Record extracts.

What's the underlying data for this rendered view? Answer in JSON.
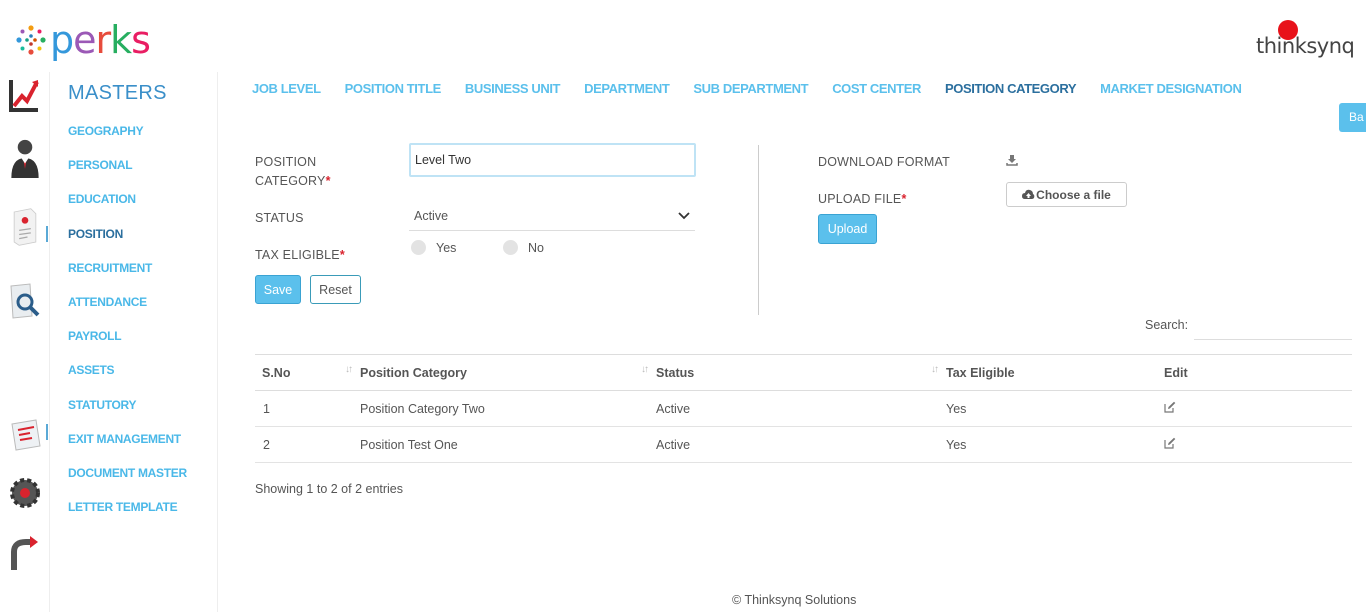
{
  "app": {
    "name": "perks",
    "company": "thinksynq"
  },
  "sidebar": {
    "title": "MASTERS",
    "items": [
      {
        "label": "GEOGRAPHY",
        "active": false
      },
      {
        "label": "PERSONAL",
        "active": false
      },
      {
        "label": "EDUCATION",
        "active": false
      },
      {
        "label": "POSITION",
        "active": true
      },
      {
        "label": "RECRUITMENT",
        "active": false
      },
      {
        "label": "ATTENDANCE",
        "active": false
      },
      {
        "label": "PAYROLL",
        "active": false
      },
      {
        "label": "ASSETS",
        "active": false
      },
      {
        "label": "STATUTORY",
        "active": false
      },
      {
        "label": "EXIT MANAGEMENT",
        "active": false
      },
      {
        "label": "DOCUMENT MASTER",
        "active": false
      },
      {
        "label": "LETTER TEMPLATE",
        "active": false
      }
    ]
  },
  "rail": [
    "chart-icon",
    "user-icon",
    "document-icon",
    "search-icon",
    "forms-icon",
    "settings-gear-icon",
    "exit-icon"
  ],
  "tabs": [
    {
      "label": "JOB LEVEL",
      "active": false
    },
    {
      "label": "POSITION TITLE",
      "active": false
    },
    {
      "label": "BUSINESS UNIT",
      "active": false
    },
    {
      "label": "DEPARTMENT",
      "active": false
    },
    {
      "label": "SUB DEPARTMENT",
      "active": false
    },
    {
      "label": "COST CENTER",
      "active": false
    },
    {
      "label": "POSITION CATEGORY",
      "active": true
    },
    {
      "label": "MARKET DESIGNATION",
      "active": false
    }
  ],
  "back_label": "Ba",
  "form": {
    "category_label_1": "POSITION",
    "category_label_2": "CATEGORY",
    "category_value": "Level Two",
    "status_label": "STATUS",
    "status_value": "Active",
    "tax_label": "TAX ELIGIBLE",
    "yes_label": "Yes",
    "no_label": "No",
    "save_label": "Save",
    "reset_label": "Reset",
    "required_mark": "*"
  },
  "upload": {
    "download_label": "DOWNLOAD FORMAT",
    "upload_label": "UPLOAD FILE",
    "choose_label": "Choose a file",
    "upload_button": "Upload"
  },
  "table": {
    "search_label": "Search:",
    "columns": [
      "S.No",
      "Position Category",
      "Status",
      "Tax Eligible",
      "Edit"
    ],
    "rows": [
      {
        "sno": "1",
        "category": "Position Category Two",
        "status": "Active",
        "tax": "Yes"
      },
      {
        "sno": "2",
        "category": "Position Test One",
        "status": "Active",
        "tax": "Yes"
      }
    ],
    "info": "Showing 1 to 2 of 2 entries"
  },
  "footer": "© Thinksynq Solutions",
  "colors": {
    "accent": "#5bc0ec",
    "active_nav": "#2b6f9e",
    "required": "#d9232e"
  }
}
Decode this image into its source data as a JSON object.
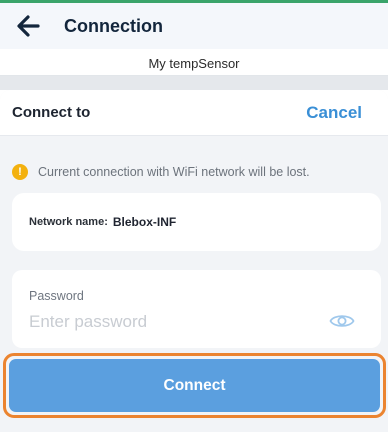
{
  "header": {
    "title": "Connection"
  },
  "device_bar": {
    "name": "My tempSensor"
  },
  "dialog": {
    "title": "Connect to",
    "cancel_label": "Cancel",
    "warning": "Current connection with WiFi network will be lost.",
    "network": {
      "label": "Network name:",
      "value": "Blebox-INF"
    },
    "password": {
      "label": "Password",
      "placeholder": "Enter password",
      "value": ""
    },
    "connect_label": "Connect"
  },
  "colors": {
    "accent_green": "#3aa46a",
    "link_blue": "#3a8fd6",
    "button_blue": "#5b9fdf",
    "warning_yellow": "#f3b10f",
    "highlight_orange": "#eb8430"
  },
  "icons": {
    "back": "arrow-left-icon",
    "warning": "warning-icon",
    "eye": "eye-icon"
  }
}
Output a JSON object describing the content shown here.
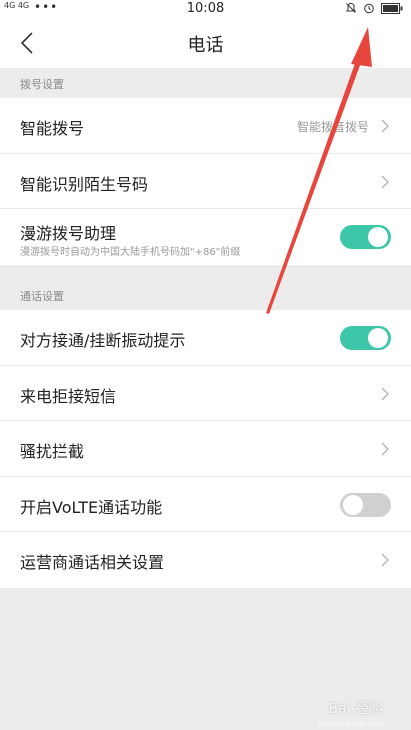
{
  "status": {
    "network": "4G 4G",
    "dots": "•••",
    "time": "10:08",
    "icons": [
      "bell-off-icon",
      "alarm-clock-icon",
      "battery-icon"
    ]
  },
  "nav": {
    "title": "电话"
  },
  "sections": [
    {
      "header": "拨号设置",
      "rows": [
        {
          "title": "智能拨号",
          "value": "智能拨音拨号"
        },
        {
          "title": "智能识别陌生号码"
        },
        {
          "title": "漫游拨号助理",
          "subtitle": "漫游拨号时自动为中国大陆手机号码加\"+86\"前缀",
          "toggle": true
        }
      ]
    },
    {
      "header": "通话设置",
      "rows": [
        {
          "title": "对方接通/挂断振动提示",
          "toggle": true
        },
        {
          "title": "来电拒接短信"
        },
        {
          "title": "骚扰拦截"
        },
        {
          "title": "开启VoLTE通话功能",
          "toggle": false
        },
        {
          "title": "运营商通话相关设置"
        }
      ]
    }
  ],
  "watermark": {
    "text": "Bai 经验",
    "sub": "jingyan.baidu.com"
  },
  "colors": {
    "toggle_on": "#3dc7a8",
    "toggle_off": "#d0d0d0",
    "arrow": "#e8453c"
  }
}
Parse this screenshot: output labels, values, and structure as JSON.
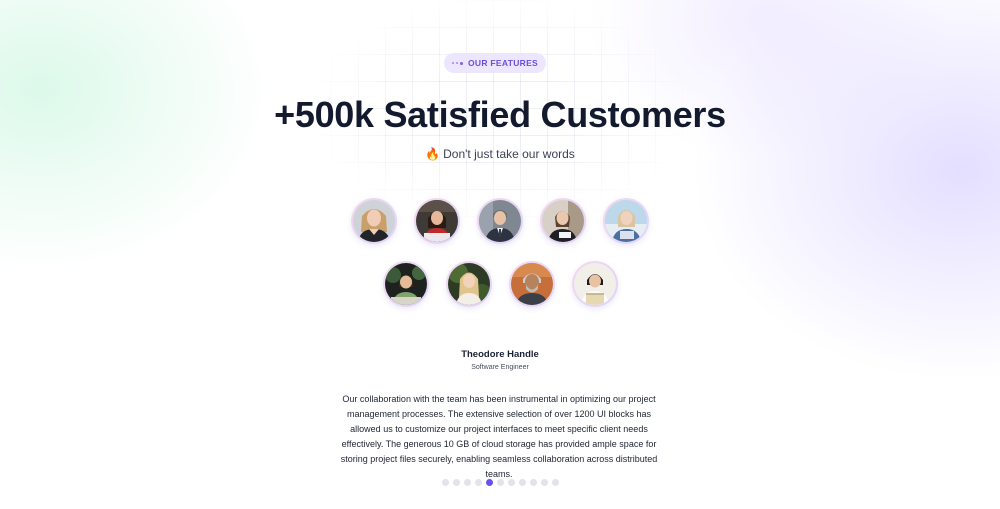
{
  "badge": {
    "label": "OUR FEATURES",
    "icon": "dots-icon"
  },
  "hero": {
    "title": "+500k Satisfied Customers",
    "subtitle_emoji": "🔥",
    "subtitle": "Don't just take our words"
  },
  "avatars": {
    "row1": [
      "avatar-1",
      "avatar-2",
      "avatar-3",
      "avatar-4",
      "avatar-5"
    ],
    "row2": [
      "avatar-6",
      "avatar-7",
      "avatar-8",
      "avatar-9"
    ]
  },
  "testimonial": {
    "name": "Theodore Handle",
    "role": "Software Engineer",
    "quote": "Our collaboration with the team has been instrumental in optimizing our project management processes. The extensive selection of over 1200 UI blocks has allowed us to customize our project interfaces to meet specific client needs effectively. The generous 10 GB of cloud storage has provided ample space for storing project files securely, enabling seamless collaboration across distributed teams."
  },
  "pagination": {
    "total": 11,
    "active_index": 4
  },
  "colors": {
    "accent": "#6b4ff0",
    "title": "#131a2e",
    "badge_bg": "#ece6ff"
  }
}
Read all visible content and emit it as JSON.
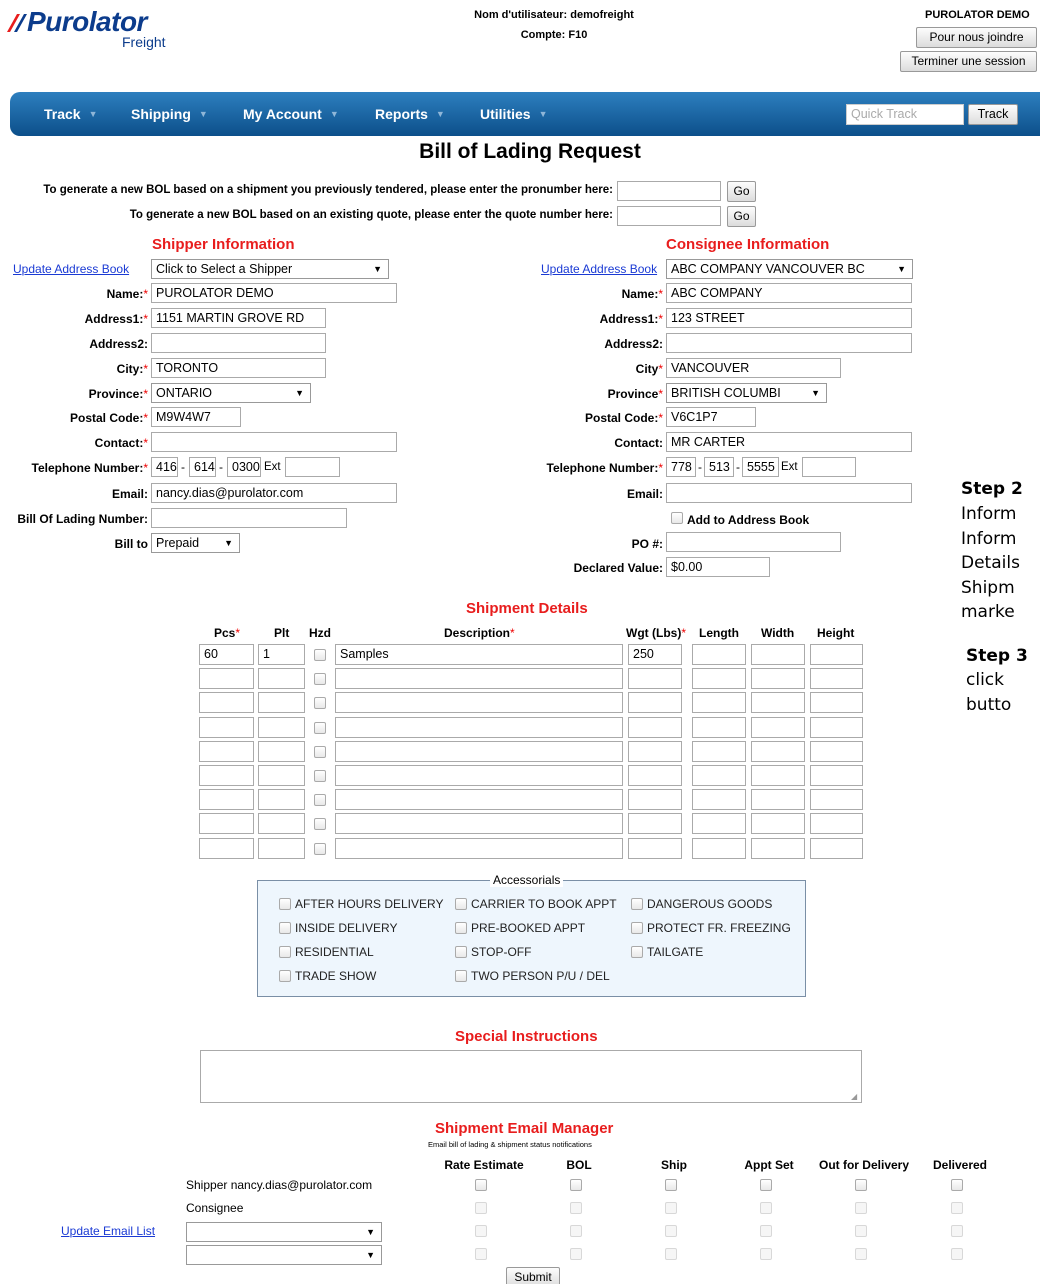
{
  "logo": {
    "brand": "Purolator",
    "sub": "Freight"
  },
  "header": {
    "user_label": "Nom d'utilisateur: demofreight",
    "account_label": "Compte: F10",
    "company": "PUROLATOR DEMO",
    "contact_btn": "Pour nous joindre",
    "logout_btn": "Terminer une session"
  },
  "nav": {
    "items": [
      "Track",
      "Shipping",
      "My Account",
      "Reports",
      "Utilities"
    ],
    "quick_track_placeholder": "Quick Track",
    "track_btn": "Track"
  },
  "page_title": "Bill of Lading Request",
  "generate": {
    "pro_label": "To generate a new BOL based on a shipment you previously tendered, please enter the pronumber here:",
    "quote_label": "To generate a new BOL based on an existing quote, please enter the quote number here:",
    "go": "Go"
  },
  "shipper": {
    "title": "Shipper Information",
    "update_link": "Update Address Book",
    "select": "Click to Select a Shipper",
    "name_label": "Name:",
    "name": "PUROLATOR DEMO",
    "address1_label": "Address1:",
    "address1": "1151 MARTIN GROVE RD",
    "address2_label": "Address2:",
    "city_label": "City:",
    "city": "TORONTO",
    "province_label": "Province:",
    "province": "ONTARIO",
    "postal_label": "Postal Code:",
    "postal": "M9W4W7",
    "contact_label": "Contact:",
    "phone_label": "Telephone Number:",
    "phone1": "416",
    "phone2": "614",
    "phone3": "0300",
    "ext": "Ext",
    "email_label": "Email:",
    "email": "nancy.dias@purolator.com",
    "bol_label": "Bill Of Lading Number:",
    "billto_label": "Bill to",
    "billto": "Prepaid"
  },
  "consignee": {
    "title": "Consignee Information",
    "update_link": "Update Address Book",
    "select": "ABC COMPANY VANCOUVER BC",
    "name_label": "Name:",
    "name": "ABC COMPANY",
    "address1_label": "Address1:",
    "address1": "123 STREET",
    "address2_label": "Address2:",
    "city_label": "City",
    "city": "VANCOUVER",
    "province_label": "Province",
    "province": "BRITISH COLUMBI",
    "postal_label": "Postal Code:",
    "postal": "V6C1P7",
    "contact_label": "Contact:",
    "contact": "MR CARTER",
    "phone_label": "Telephone Number:",
    "phone1": "778",
    "phone2": "513",
    "phone3": "5555",
    "ext": "Ext",
    "email_label": "Email:",
    "add_book_label": "Add to Address Book",
    "po_label": "PO #:",
    "declared_label": "Declared Value:",
    "declared": "$0.00"
  },
  "shipment": {
    "title": "Shipment Details",
    "headers": {
      "pcs": "Pcs",
      "plt": "Plt",
      "hzd": "Hzd",
      "desc": "Description",
      "wgt": "Wgt (Lbs)",
      "length": "Length",
      "width": "Width",
      "height": "Height"
    },
    "row1": {
      "pcs": "60",
      "plt": "1",
      "desc": "Samples",
      "wgt": "250"
    }
  },
  "accessorials": {
    "title": "Accessorials",
    "items": [
      "AFTER HOURS DELIVERY",
      "CARRIER TO BOOK APPT",
      "DANGEROUS GOODS",
      "INSIDE DELIVERY",
      "PRE-BOOKED APPT",
      "PROTECT FR. FREEZING",
      "RESIDENTIAL",
      "STOP-OFF",
      "TAILGATE",
      "TRADE SHOW",
      "TWO PERSON P/U / DEL"
    ]
  },
  "special": {
    "title": "Special Instructions"
  },
  "email_mgr": {
    "title": "Shipment Email Manager",
    "subtitle": "Email bill of lading & shipment status notifications",
    "cols": [
      "Rate Estimate",
      "BOL",
      "Ship",
      "Appt Set",
      "Out for Delivery",
      "Delivered"
    ],
    "shipper_row": "Shipper nancy.dias@purolator.com",
    "consignee_row": "Consignee",
    "update_link": "Update Email List"
  },
  "submit": "Submit",
  "steps": {
    "s2_title": "Step 2",
    "s2_l1": "Inform",
    "s2_l2": "Inform",
    "s2_l3": "Details",
    "s2_l4": "Shipm",
    "s2_l5": "marke",
    "s3_title": "Step 3",
    "s3_l1": "click",
    "s3_l2": "butto"
  },
  "colors": {
    "nav": "#0c4f8a",
    "section": "#e81d1d",
    "link": "#1a3ad4",
    "accessorial_bg": "#eef6fd"
  }
}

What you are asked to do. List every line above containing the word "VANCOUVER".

Result of this task.
    "select": "ABC COMPANY VANCOUVER BC",
    "city": "VANCOUVER",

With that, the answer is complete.